* Soybeans fall to multi-month lows on good crop weather
* Corn bounces from four-month low on short-covering
* Wheat eases after gains on dry weather risks worldwide (Recasts with U.S. market open, adds quote, updates prices, changes byline, changes dateline from PARIS/SINGAPORE)
By Karl Plume
CHICAGO, June 8 (Reuters) - U.S. soybean futures slid for a fifth straight session on Friday and were on pace for the steepest weekly decline in 10 months as favorable U.S. crop weather and concerns over slowing export trade weighed on prices.
Corn futures edged up on short-covering after earlier dipping to multi-month lows on good Midwest crop weather. Wheat futures retreated after three days of gains on profit taking ahead of the weekend.

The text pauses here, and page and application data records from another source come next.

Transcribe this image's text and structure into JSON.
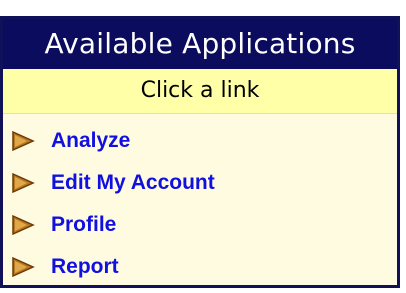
{
  "panel": {
    "title": "Available Applications",
    "subtitle": "Click a link",
    "links": [
      {
        "label": "Analyze",
        "icon": "arrow-right-icon"
      },
      {
        "label": "Edit My Account",
        "icon": "arrow-right-icon"
      },
      {
        "label": "Profile",
        "icon": "arrow-right-icon"
      },
      {
        "label": "Report",
        "icon": "arrow-right-icon"
      }
    ]
  },
  "colors": {
    "header_bg": "#0c0c5e",
    "subheader_bg": "#ffffa8",
    "panel_bg": "#fffbe0",
    "link": "#1010e0",
    "arrow": "#9a5a10"
  }
}
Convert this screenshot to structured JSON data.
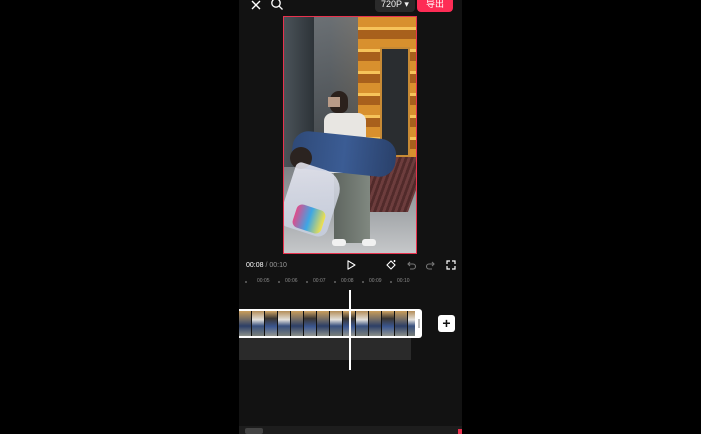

Rainy conditions across the heart of the Midwest farm belt have pressured grain prices this week as recently planted corn and soybean crops are off to a strong start to the growing season. The U.S. Agriculture Department’s crop condition ratings are among the highest on record for both crops.
Grain traders, meanwhile, remain cautious amid heightened trade tensions between the United States and key importers such as China and Mexico.
“We have good conditions and a fairly non-threatening forecast so we’ve taken a lot of the weather premium out. That has been compounded by uncertainty about trade,” said Ted Seifried, analyst with Zaner Ag Hedge.
“Since we continued to move forward with our tariffs, China has been very noticeably absent from the market, especially on new-crop bean purchases,” he said.
Chicago Board of Trade July soybeans fell 4-1/4 cents to $9.70 a bushel by 12:09 p.m. CDT (1709 GMT) after hitting a low of $9.62-1/2, the contract’s lowest point since Aug. 21.
CBOT July corn was up 2-1/4 cents at $3.78-1/2 a bushel, bouncing from an earlier four-month low of $3.73-1/2. The contract is on pace for a second straight weekly decline.
Both have slipped below key moving averages.
Investors are turning their attention towards next Tuesday’s monthly crop forecasts from the U.S. Department of Agriculture.
CBOT July wheat fell 7-3/4 cents to $5.19 a bushel after three days of gains that were fuelled by concerns about crops in several major exporting countries.
Dry weather in parts of Russia, Australia and the European Union have added to worries about drought-reduced yields in the U.S. winter wheat harvest now under way.
“Dry weather in the Black Sea and Australia is supporting prices. This comes as there are also reports of lower-than-expected yields in the United States,” said Angus Thornton, analyst at Profarmer Australia.
Chicago wheat futures are forecast to remain over $5 a bushel in the second half of 2018, reflecting weather-reduced harvests in several countries, Commerzbank said on Thursday.
Reporting by Karl Plume; Additional reporting by Gus Trompiz in Paris, Naveen Thukral in Singapore and Colin Packham in Sydney; Editing by Louise Heavens and Andrea Ricci